> Problem statement: For the string "form", state how many lines of the data hold it. Give nothing besides the number.

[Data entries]
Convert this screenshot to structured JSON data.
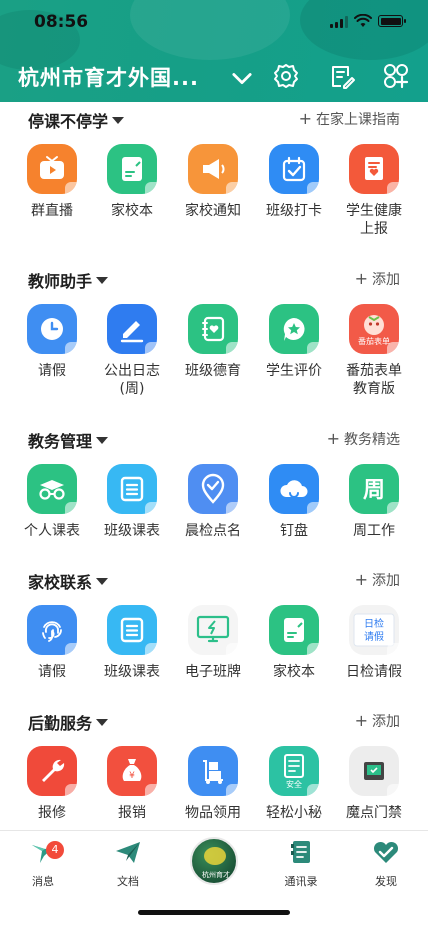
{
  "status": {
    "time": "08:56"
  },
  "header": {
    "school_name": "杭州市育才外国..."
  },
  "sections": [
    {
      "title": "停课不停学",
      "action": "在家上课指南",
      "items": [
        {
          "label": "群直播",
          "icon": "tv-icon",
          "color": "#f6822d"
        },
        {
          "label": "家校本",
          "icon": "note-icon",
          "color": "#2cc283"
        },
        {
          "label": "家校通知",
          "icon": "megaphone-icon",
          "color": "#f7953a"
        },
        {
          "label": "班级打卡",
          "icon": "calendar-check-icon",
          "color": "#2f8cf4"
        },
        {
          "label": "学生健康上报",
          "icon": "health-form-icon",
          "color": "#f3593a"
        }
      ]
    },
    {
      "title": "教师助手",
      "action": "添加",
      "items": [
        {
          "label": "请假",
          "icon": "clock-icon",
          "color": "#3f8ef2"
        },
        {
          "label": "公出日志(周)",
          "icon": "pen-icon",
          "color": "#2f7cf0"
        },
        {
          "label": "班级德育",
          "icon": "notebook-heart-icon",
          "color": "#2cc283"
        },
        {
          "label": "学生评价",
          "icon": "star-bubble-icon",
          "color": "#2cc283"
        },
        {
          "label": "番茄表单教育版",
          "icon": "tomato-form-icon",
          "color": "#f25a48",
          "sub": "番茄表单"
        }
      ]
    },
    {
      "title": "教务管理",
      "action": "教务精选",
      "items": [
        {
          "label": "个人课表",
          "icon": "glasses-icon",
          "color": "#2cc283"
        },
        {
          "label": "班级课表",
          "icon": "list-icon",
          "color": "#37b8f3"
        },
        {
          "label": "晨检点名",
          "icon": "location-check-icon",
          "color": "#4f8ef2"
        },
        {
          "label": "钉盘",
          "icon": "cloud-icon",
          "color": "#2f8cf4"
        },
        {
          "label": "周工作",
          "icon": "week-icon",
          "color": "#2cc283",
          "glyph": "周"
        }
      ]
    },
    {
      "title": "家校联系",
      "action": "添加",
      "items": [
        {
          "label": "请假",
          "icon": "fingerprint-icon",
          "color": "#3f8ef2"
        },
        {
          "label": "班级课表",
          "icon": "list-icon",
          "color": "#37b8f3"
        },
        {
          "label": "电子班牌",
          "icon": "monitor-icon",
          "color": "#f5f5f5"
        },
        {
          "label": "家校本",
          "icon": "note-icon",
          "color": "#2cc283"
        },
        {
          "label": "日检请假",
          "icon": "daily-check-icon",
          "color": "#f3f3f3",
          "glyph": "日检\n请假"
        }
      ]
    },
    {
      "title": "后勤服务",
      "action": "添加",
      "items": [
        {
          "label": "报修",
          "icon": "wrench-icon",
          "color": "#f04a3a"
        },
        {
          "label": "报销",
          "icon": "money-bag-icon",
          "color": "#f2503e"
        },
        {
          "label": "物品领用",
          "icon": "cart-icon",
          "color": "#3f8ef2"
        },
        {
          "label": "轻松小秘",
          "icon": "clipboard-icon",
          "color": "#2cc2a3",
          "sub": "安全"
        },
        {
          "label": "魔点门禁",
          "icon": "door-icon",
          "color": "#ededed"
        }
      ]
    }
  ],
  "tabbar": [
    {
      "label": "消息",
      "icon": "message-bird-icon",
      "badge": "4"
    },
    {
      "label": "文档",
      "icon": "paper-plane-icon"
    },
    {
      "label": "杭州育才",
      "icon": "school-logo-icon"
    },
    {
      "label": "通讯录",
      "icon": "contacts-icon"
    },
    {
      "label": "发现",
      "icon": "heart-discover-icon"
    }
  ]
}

> Reply to the exercise: 2